Task details:
For the records below, give the number of lines that include the string "sender". Nothing else belongs in the answer.

Interface dataset entries

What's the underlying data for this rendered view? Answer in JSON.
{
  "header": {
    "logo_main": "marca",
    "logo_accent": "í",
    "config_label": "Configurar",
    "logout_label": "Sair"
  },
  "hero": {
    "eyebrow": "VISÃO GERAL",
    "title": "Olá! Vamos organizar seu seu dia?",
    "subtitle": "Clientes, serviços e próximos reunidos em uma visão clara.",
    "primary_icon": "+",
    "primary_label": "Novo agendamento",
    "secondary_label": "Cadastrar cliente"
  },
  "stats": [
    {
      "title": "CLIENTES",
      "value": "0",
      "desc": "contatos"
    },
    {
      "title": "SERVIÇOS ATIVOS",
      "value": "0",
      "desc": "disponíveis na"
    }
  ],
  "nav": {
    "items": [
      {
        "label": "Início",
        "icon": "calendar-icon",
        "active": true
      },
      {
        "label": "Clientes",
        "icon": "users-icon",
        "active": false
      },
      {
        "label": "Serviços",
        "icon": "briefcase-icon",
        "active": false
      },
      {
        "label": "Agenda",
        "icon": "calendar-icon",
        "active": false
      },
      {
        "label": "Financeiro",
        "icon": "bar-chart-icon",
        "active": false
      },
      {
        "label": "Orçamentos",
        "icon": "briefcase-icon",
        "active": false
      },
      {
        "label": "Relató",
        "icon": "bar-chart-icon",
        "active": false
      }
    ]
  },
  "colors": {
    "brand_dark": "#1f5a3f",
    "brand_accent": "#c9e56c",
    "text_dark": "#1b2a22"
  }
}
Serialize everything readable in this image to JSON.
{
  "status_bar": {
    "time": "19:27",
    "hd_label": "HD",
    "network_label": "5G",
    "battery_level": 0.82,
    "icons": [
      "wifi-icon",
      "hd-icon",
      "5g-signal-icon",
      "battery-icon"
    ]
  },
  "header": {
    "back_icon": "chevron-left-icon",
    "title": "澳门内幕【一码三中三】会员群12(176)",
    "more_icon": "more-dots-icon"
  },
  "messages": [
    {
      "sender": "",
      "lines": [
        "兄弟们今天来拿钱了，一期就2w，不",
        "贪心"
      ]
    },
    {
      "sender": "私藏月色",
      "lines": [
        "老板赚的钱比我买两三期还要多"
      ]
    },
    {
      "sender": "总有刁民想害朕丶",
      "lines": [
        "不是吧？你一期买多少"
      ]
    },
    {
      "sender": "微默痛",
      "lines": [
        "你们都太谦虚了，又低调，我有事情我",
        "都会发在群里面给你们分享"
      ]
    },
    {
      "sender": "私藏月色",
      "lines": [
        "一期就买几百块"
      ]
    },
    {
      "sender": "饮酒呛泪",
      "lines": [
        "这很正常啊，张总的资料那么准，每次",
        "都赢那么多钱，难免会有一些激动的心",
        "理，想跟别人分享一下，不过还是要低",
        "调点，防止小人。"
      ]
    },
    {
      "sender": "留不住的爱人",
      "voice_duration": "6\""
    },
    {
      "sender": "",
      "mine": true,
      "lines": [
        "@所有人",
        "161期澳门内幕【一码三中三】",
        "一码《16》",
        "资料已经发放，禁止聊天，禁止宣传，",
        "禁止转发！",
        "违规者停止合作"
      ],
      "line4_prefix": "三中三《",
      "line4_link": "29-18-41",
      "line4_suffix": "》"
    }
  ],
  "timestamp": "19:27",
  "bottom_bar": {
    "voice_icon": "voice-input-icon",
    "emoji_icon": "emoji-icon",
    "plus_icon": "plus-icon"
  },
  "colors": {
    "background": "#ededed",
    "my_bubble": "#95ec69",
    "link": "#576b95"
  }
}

Problem solution:
8